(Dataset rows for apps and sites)
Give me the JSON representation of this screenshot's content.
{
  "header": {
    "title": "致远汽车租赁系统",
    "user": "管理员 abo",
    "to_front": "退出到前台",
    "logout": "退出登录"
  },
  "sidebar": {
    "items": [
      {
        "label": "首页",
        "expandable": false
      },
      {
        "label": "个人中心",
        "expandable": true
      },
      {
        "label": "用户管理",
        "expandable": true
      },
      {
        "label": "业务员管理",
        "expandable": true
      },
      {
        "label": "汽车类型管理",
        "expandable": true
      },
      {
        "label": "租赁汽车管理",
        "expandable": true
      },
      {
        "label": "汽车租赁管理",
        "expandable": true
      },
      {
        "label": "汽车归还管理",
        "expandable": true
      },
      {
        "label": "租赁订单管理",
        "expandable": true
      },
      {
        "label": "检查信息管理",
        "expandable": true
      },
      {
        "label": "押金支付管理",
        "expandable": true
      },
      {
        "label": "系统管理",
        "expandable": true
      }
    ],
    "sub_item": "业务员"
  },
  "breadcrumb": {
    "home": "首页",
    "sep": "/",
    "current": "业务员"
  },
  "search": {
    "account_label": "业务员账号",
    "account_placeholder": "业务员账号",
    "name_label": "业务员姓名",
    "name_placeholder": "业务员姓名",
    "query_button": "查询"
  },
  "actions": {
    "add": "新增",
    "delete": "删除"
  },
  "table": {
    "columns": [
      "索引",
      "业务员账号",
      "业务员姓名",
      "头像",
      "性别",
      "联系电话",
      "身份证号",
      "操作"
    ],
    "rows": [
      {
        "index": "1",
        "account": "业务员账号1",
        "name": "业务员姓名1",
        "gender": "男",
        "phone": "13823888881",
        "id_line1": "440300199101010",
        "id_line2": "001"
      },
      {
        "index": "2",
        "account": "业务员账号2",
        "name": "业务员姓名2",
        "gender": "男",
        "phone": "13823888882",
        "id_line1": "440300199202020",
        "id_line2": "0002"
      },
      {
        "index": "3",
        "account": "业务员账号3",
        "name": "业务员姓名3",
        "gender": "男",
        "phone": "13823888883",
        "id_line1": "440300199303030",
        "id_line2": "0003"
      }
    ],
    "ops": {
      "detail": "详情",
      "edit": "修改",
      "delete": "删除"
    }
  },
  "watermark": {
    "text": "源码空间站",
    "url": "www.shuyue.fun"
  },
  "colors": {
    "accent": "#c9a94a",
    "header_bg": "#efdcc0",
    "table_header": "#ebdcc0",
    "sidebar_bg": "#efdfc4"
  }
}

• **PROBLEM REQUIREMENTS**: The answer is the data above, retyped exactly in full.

• **EXERCISE ANSWER**:
Give me the JSON representation of this screenshot's content.
{
  "header": {
    "title": "致远汽车租赁系统",
    "user": "管理员 abo",
    "to_front": "退出到前台",
    "logout": "退出登录"
  },
  "sidebar": {
    "items": [
      {
        "label": "首页",
        "expandable": false
      },
      {
        "label": "个人中心",
        "expandable": true
      },
      {
        "label": "用户管理",
        "expandable": true
      },
      {
        "label": "业务员管理",
        "expandable": true
      },
      {
        "label": "汽车类型管理",
        "expandable": true
      },
      {
        "label": "租赁汽车管理",
        "expandable": true
      },
      {
        "label": "汽车租赁管理",
        "expandable": true
      },
      {
        "label": "汽车归还管理",
        "expandable": true
      },
      {
        "label": "租赁订单管理",
        "expandable": true
      },
      {
        "label": "检查信息管理",
        "expandable": true
      },
      {
        "label": "押金支付管理",
        "expandable": true
      },
      {
        "label": "系统管理",
        "expandable": true
      }
    ],
    "sub_item": "业务员"
  },
  "breadcrumb": {
    "home": "首页",
    "sep": "/",
    "current": "业务员"
  },
  "search": {
    "account_label": "业务员账号",
    "account_placeholder": "业务员账号",
    "name_label": "业务员姓名",
    "name_placeholder": "业务员姓名",
    "query_button": "查询"
  },
  "actions": {
    "add": "新增",
    "delete": "删除"
  },
  "table": {
    "columns": [
      "索引",
      "业务员账号",
      "业务员姓名",
      "头像",
      "性别",
      "联系电话",
      "身份证号",
      "操作"
    ],
    "rows": [
      {
        "index": "1",
        "account": "业务员账号1",
        "name": "业务员姓名1",
        "gender": "男",
        "phone": "13823888881",
        "id_line1": "440300199101010",
        "id_line2": "001"
      },
      {
        "index": "2",
        "account": "业务员账号2",
        "name": "业务员姓名2",
        "gender": "男",
        "phone": "13823888882",
        "id_line1": "440300199202020",
        "id_line2": "0002"
      },
      {
        "index": "3",
        "account": "业务员账号3",
        "name": "业务员姓名3",
        "gender": "男",
        "phone": "13823888883",
        "id_line1": "440300199303030",
        "id_line2": "0003"
      }
    ],
    "ops": {
      "detail": "详情",
      "edit": "修改",
      "delete": "删除"
    }
  },
  "watermark": {
    "text": "源码空间站",
    "url": "www.shuyue.fun"
  },
  "colors": {
    "accent": "#c9a94a",
    "header_bg": "#efdcc0",
    "table_header": "#ebdcc0",
    "sidebar_bg": "#efdfc4"
  }
}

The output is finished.